The papers in this special issue began life as contributions to an ESRC-funded seminar series Policy as Practice: Understanding theWork of Policy Makers. The series promoted and facilitated exchange and debate of ideas about the practice of policy making. Seeing policy as practice, it was guided by a set of fundamental questions about policy making and policy research,including: What is policy? What do policy makers do when they go to work? What kinds of activity does policy making entail? How is what policy makers do represented in the accounts that researchers and practitioners themselves respectively give of it? In addressing such neglected questions, the series set out to challenge the taken-for-granted assumptions of both researchers and practitioners in the field.

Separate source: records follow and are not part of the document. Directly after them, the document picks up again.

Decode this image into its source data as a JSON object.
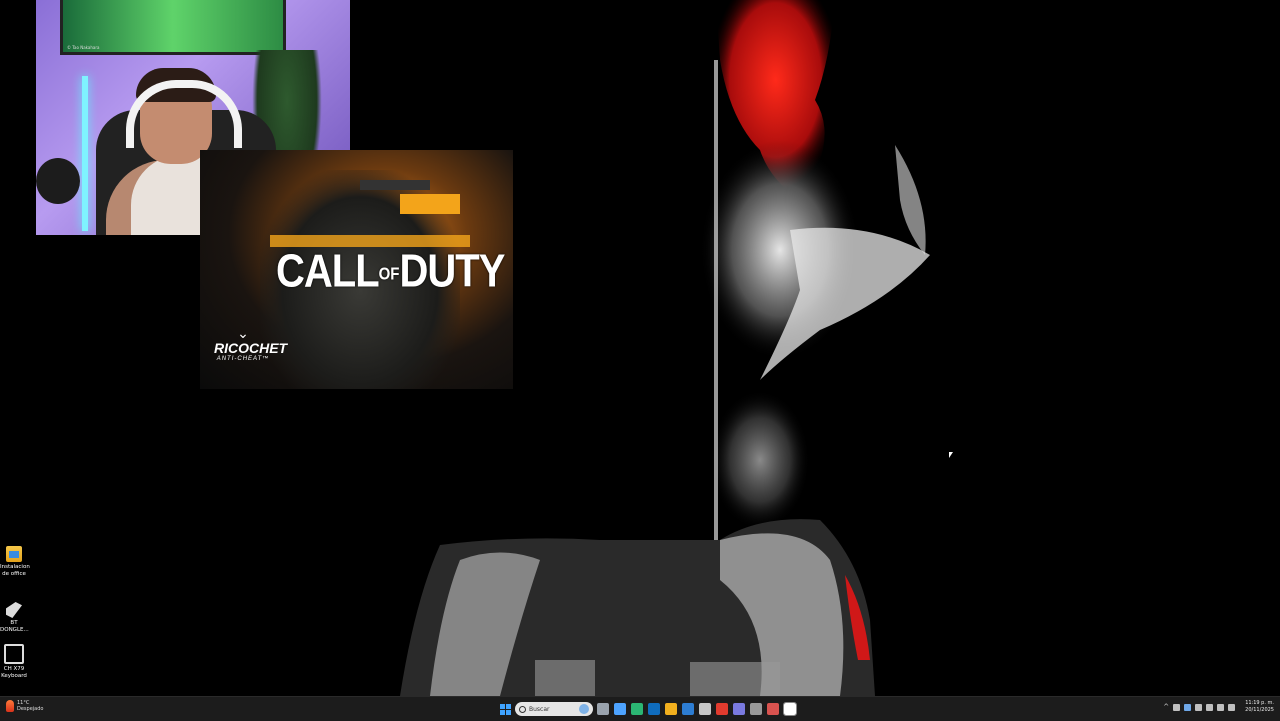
{
  "webcam": {
    "tv_caption": "© Tao Nakahara"
  },
  "splash": {
    "title_call": "CALL",
    "title_of": "OF",
    "title_duty": "DUTY",
    "anticheat_name": "RICOCHET",
    "anticheat_sub": "ANTI-CHEAT™"
  },
  "desktop_icons": [
    {
      "label": "Instalacion de office",
      "icon": "folder-icon"
    },
    {
      "label": "BT DONGLE...",
      "icon": "usb-dongle-icon"
    },
    {
      "label": "CH X79 Keyboard",
      "icon": "keyboard-icon"
    }
  ],
  "taskbar": {
    "weather": {
      "temp": "11°C",
      "condition": "Despejado"
    },
    "search_placeholder": "Buscar",
    "pinned_colors": [
      "#9aa3ad",
      "#4da3ff",
      "#2bb673",
      "#0f6cbd",
      "#f2b01e",
      "#2d7dd2",
      "#c7c7c7",
      "#e23b2e",
      "#7a7ae0",
      "#999999",
      "#d9534f",
      "#e0e0e0"
    ],
    "clock": {
      "time": "11:19 p. m.",
      "date": "20/11/2025"
    }
  }
}
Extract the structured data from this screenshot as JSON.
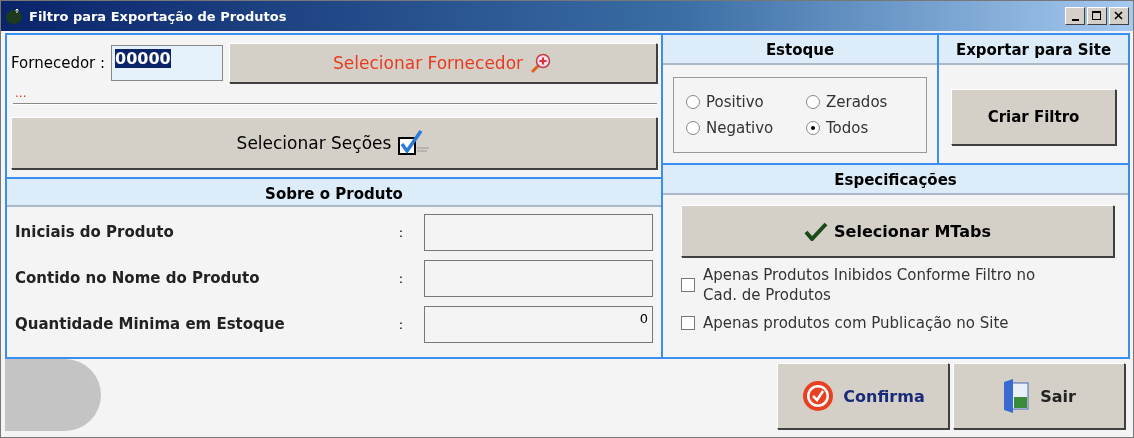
{
  "window": {
    "title": "Filtro para Exportação de Produtos"
  },
  "fornecedor": {
    "label": "Fornecedor :",
    "value": "00000",
    "button": "Selecionar Fornecedor",
    "name": "..."
  },
  "secoes_button": "Selecionar Seções",
  "produto": {
    "title": "Sobre o Produto",
    "fields": [
      {
        "label": "Iniciais do Produto",
        "colon": ":"
      },
      {
        "label": "Contido no Nome do Produto",
        "colon": ":"
      },
      {
        "label": "Quantidade Minima em Estoque",
        "colon": ":",
        "value": "0"
      }
    ]
  },
  "estoque": {
    "title": "Estoque",
    "options": [
      {
        "label": "Positivo",
        "selected": false
      },
      {
        "label": "Zerados",
        "selected": false
      },
      {
        "label": "Negativo",
        "selected": false
      },
      {
        "label": "Todos",
        "selected": true
      }
    ]
  },
  "exportar": {
    "title": "Exportar para Site",
    "button": "Criar Filtro"
  },
  "especificacoes": {
    "title": "Especificações",
    "button": "Selecionar MTabs",
    "checks": [
      {
        "label": "Apenas Produtos Inibidos Conforme Filtro no Cad. de Produtos",
        "checked": false
      },
      {
        "label": "Apenas produtos com Publicação no Site",
        "checked": false
      }
    ]
  },
  "buttons": [
    {
      "kind": "confirm",
      "label": "Confirma"
    },
    {
      "kind": "exit",
      "label": "Sair"
    }
  ]
}
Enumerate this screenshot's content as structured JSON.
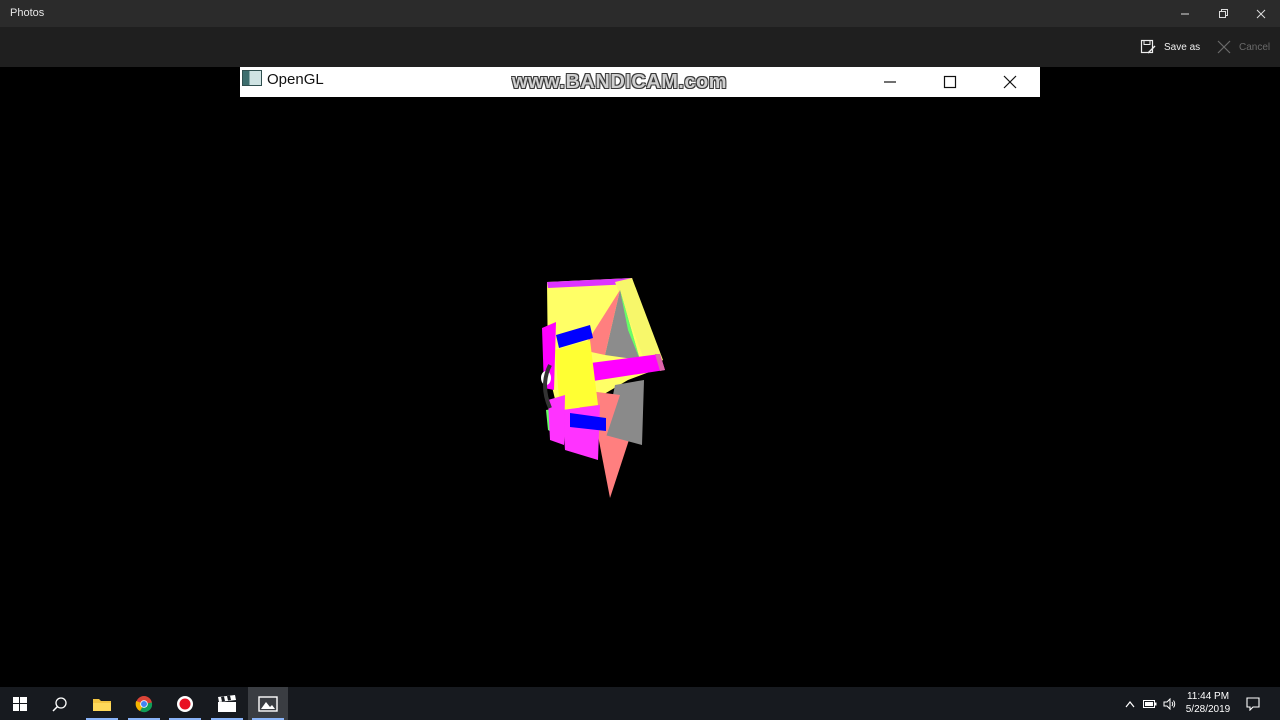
{
  "app": {
    "title": "Photos",
    "window_controls": [
      "minimize-icon",
      "restore-icon",
      "close-icon"
    ]
  },
  "commandbar": {
    "save_as_label": "Save as",
    "cancel_label": "Cancel"
  },
  "opengl_window": {
    "title": "OpenGL",
    "watermark": "www.BANDICAM.com"
  },
  "taskbar": {
    "apps": [
      "start-icon",
      "search-icon",
      "file-explorer-icon",
      "chrome-icon",
      "record-icon",
      "video-editor-icon",
      "photos-icon"
    ],
    "time": "11:44 PM",
    "date": "5/28/2019"
  },
  "colors": {
    "yellow": "#ffff66",
    "magenta": "#ff00ff",
    "salmon": "#ff7f7f",
    "gray": "#8c8c8c",
    "green": "#66ff66",
    "blue": "#0000ff"
  }
}
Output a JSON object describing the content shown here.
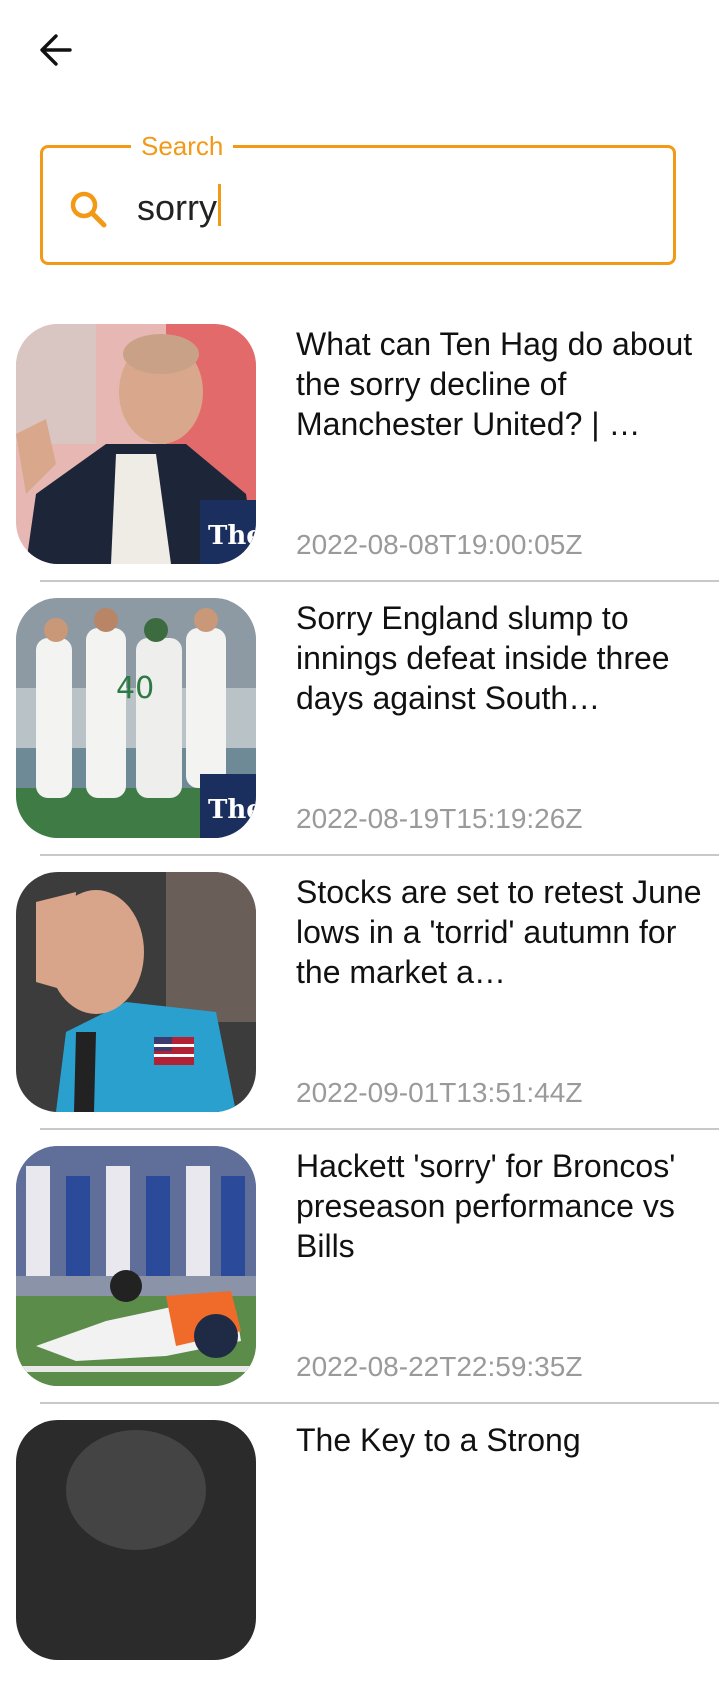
{
  "header": {
    "back_icon": "arrow-left-icon"
  },
  "search": {
    "label": "Search",
    "value": "sorry",
    "icon": "search-icon",
    "accent_color": "#f29a17"
  },
  "results": [
    {
      "title": "What can Ten Hag do about the sorry decline of Manchester United? | …",
      "date": "2022-08-08T19:00:05Z",
      "thumbnail_alt": "Man in dark blazer gesturing",
      "watermark": "The Gu"
    },
    {
      "title": "Sorry England slump to innings defeat inside three days against South…",
      "date": "2022-08-19T15:19:26Z",
      "thumbnail_alt": "Cricket players in white celebrating",
      "watermark": "The Gu"
    },
    {
      "title": "Stocks are set to retest June lows in a 'torrid' autumn for the market a…",
      "date": "2022-09-01T13:51:44Z",
      "thumbnail_alt": "Trader holding head in blue jacket"
    },
    {
      "title": "Hackett 'sorry' for Broncos' preseason performance vs Bills",
      "date": "2022-08-22T22:59:35Z",
      "thumbnail_alt": "Football player lying on field"
    },
    {
      "title": "The Key to a Strong",
      "date": "",
      "thumbnail_alt": "Dark portrait"
    }
  ]
}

Readers of Evidence and Policy, meanwhile, understand very well the problematic nature of evidence, the uncertain status of policy and the difficulty of establishing any coherent and consistent relationship between the two. What should count as evidence, and how should it inform policy? Who makes policy, and on what authority? Part of the problem of this relationship between evidence and policy, it is argued here, is their implicit relationship to practice.
For both evidence and policy – separately and together – derive meaning from an implied other, third term: that of ‘practice’. Evidence may be derived from practice or may be designed to inform it; it is often most significant when it contradicts it. The purpose of policy, similarly, is to shape and order practice, and evidence is one of the ways it finds of doing so. In this way, each term makes sense only in relation to a shared antonym, that of practice. And even when evidence and policy converge and coincide, there remains a residual order of practice, the unruly and elusive world in which things really happen, ordered but only partly so by evidence and policy.
Contents: Richard Freeman, Steven Griggs and Annette Boaz, ‘The practice of policy making‘; Tanja Pritzlaff and Frank Nullmeier, ‘Capturing practice‘; Richard Freeman and Jo Maybin, ‘Documents, practices and policy‘; Christian Bueger, ‘The clash of practice: political controversy and the United Nations Peacebuilding commission‘; Hendrik Wagenaar and S.D. Noam Cook, ‘The push and pull of the world: how experience animates practice‘; Steven Griggs and David Howarth, ‘Discourse and practice: using the power of well being‘